From aboard the IMDboat at San Diego Comic-Con, Kevin Smith talks to the cast of "Teen Wolf" about the solemn yet celebratory panel for the upcoming season. This news and more in our Guide to Comic-Con.
Two generations of men find themselves haunted by the presence of a spectral woman. When the son of one of the elderly men returns to his hometown after his brother's mysterious death, they attempt to unravel her story.
It was the perfect family vacation for composer John Russell and his family when a freak automobile accident claims the lives of his wife and daughter. Consumed by grief, John, at the request of friends, rents an old turn of the century house. Mammoth in size, the house seems all the room that John needs to write music and reflect. He does not realize that he is not alone in the house. He shares it with the spirit of a murdered child who has homed in on John's despair and uses him to uncover decades of silence and deceit. With the help of Claire Norman, the one who aided John in procuring the house, they race to find the answers and soon learn that a devious and very powerful man guards them. Written by
The house seen in the movie in real life doesn't and never actually did exist. The film-makers could not find a suitable mansion to use for the film so at a cost of around $200,000, the production had a Victorian gothic mansion facade attached to the front of a much more modern dwelling in a Vancouver street. This construction was used for the filming of all the exteriors of the movie's Carmichael Mansion. The interiors of the haunted house were an elaborate group of interconnecting sets built inside a film studio in Vancouver.
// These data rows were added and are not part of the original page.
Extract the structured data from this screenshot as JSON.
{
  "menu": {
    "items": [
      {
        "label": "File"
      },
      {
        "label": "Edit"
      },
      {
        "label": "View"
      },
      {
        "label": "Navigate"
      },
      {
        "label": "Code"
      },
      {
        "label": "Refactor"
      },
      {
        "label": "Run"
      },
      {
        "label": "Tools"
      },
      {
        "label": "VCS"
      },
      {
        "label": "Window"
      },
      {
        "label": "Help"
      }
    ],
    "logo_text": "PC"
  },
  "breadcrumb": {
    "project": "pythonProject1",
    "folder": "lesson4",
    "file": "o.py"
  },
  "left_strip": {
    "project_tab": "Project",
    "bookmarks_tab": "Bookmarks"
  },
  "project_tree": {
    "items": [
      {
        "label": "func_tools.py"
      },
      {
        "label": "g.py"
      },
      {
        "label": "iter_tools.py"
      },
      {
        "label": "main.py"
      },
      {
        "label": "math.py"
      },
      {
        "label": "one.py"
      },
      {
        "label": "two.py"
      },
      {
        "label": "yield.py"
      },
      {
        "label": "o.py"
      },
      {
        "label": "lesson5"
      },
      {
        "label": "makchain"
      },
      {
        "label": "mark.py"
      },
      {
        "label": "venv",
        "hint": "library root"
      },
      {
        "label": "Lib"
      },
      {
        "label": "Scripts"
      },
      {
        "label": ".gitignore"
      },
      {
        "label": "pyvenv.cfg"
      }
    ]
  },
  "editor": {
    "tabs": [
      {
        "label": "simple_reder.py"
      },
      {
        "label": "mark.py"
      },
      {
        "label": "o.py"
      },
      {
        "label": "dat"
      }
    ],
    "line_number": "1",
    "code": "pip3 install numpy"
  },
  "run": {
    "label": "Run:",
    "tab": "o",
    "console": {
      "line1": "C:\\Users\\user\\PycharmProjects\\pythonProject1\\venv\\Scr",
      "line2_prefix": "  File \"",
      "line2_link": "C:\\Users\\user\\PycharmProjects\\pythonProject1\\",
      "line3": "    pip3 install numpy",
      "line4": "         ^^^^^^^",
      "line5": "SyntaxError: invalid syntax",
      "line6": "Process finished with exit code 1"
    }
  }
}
See more »
(at around 43 mins) John's daughter's ball is red and gray with a white stripe up to the point where it bounces down the stairs the first time. When John takes it to the bridge and when it bounces down the stairs the second time, it is all red with a white stripe. See more »
[to Senator Carmichael]
You're the beneficiary of the cruelest kind of murder... murder for profit!
See more »
"The Changeling" tells the story of a composer (George C. Scott) who, as the film opens, loses his wife and daughter in a tragic accident. Getting away from it all, Scott buys an old home to get his mind right and to get back to doing the work he loves. Soon he discovers that his house is haunted and filled with secrets waiting to be revealed. To say much more then that would be unfair to the first time viewer.
Suffice to say this is a chilling film with several good scares that aren't achieved by manipulating the audience. By that I mean loud chords of music on the soundtrack or the unexpected cry of a cat or something like that. "The Changeling" works for its scares and succeeds. Another big reason the film is so well done is the performance by Scott. For a change the hero in a ghost story is not a wimp but a strong, self assured man who is going to fight to the bitter end to find the truth and get his life back. Very few actors could have pulled it off better then Scott.
The supporting cast is headed by Melvyn Douglas (in one of his last roles) and Scott's wife, Trish Van Devere who projects a look of total terror as well as anyone I have seen.
Two moments that stand out are the séance scene which is eerie and the unexpected arrival of a child's toy ball. This film will give you shivers. If you are a fan check it out and make sure to watch it with a loved one cuddling up against you with all the lights turned out.
78 of 84 people found this review helpful.
Was this review helpful to you?